◆ WHAT THIS TASK INVOLVES
In the records below, find every line that contains "colors" and list it.

◆ TASK INPUTS

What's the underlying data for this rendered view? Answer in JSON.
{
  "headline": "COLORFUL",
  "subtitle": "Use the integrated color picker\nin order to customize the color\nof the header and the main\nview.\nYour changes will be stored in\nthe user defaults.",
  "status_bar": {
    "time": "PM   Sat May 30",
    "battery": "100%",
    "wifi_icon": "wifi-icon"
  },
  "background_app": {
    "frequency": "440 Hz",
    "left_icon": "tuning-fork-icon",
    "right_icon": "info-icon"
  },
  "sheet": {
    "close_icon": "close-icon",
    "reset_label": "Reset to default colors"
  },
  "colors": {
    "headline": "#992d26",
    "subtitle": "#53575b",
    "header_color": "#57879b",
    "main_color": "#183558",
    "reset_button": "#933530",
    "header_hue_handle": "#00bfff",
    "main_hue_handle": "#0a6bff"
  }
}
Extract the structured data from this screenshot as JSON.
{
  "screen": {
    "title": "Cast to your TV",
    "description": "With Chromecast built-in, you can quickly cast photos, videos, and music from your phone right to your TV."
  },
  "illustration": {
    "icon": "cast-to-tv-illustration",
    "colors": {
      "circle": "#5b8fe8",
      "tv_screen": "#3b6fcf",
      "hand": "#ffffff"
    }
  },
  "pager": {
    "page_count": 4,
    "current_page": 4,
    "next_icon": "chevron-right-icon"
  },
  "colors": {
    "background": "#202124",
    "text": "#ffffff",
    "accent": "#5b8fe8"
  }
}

◆ EXERCISE ANSWER
    "reset_label": "Reset to default colors"
  "colors": {
    "colors": {
  "colors": {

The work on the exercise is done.